DIRECTIONS: Report, as a single number, how many lines of the records contain the word "Dateisystem".

DATA FOR THE TASK:
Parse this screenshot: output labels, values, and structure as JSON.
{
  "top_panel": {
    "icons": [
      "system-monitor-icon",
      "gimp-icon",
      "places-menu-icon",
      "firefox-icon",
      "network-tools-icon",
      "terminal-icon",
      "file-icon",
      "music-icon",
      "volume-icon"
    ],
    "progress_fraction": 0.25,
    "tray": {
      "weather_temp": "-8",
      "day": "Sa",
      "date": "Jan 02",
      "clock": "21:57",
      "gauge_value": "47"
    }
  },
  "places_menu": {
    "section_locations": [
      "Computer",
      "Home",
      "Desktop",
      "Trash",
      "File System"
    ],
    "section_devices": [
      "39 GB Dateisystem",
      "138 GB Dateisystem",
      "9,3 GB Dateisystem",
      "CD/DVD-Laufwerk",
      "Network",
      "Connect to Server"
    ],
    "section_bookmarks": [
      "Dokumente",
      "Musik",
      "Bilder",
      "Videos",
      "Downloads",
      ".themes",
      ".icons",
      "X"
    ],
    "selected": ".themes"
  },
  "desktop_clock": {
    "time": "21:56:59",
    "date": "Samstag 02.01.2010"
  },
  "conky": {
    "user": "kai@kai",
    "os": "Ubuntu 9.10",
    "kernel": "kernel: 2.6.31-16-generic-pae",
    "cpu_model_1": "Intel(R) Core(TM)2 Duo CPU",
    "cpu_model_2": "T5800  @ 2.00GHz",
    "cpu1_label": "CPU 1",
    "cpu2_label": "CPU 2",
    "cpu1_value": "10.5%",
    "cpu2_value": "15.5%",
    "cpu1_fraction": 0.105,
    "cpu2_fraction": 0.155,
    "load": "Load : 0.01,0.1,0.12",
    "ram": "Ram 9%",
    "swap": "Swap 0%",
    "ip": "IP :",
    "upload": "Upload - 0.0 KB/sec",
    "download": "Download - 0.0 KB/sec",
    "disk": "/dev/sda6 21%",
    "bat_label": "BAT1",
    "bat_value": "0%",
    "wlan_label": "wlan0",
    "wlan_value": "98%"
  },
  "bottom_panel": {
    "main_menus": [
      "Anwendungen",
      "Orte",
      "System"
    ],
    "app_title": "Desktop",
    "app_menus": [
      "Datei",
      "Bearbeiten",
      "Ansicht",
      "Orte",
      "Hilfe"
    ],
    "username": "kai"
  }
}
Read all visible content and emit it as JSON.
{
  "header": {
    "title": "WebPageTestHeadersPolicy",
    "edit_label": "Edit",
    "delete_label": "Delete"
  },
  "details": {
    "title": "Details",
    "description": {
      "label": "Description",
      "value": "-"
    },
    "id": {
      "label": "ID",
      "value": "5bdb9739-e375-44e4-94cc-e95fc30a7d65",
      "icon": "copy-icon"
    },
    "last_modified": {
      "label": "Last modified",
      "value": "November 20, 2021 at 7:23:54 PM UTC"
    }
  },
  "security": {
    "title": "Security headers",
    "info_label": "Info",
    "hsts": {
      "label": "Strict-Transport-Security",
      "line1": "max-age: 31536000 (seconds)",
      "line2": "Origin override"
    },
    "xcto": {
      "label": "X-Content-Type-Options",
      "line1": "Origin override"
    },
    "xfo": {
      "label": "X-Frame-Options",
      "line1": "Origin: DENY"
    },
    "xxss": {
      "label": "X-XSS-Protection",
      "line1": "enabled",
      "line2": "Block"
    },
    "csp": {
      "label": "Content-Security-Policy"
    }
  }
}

TASK SOLUTION: 3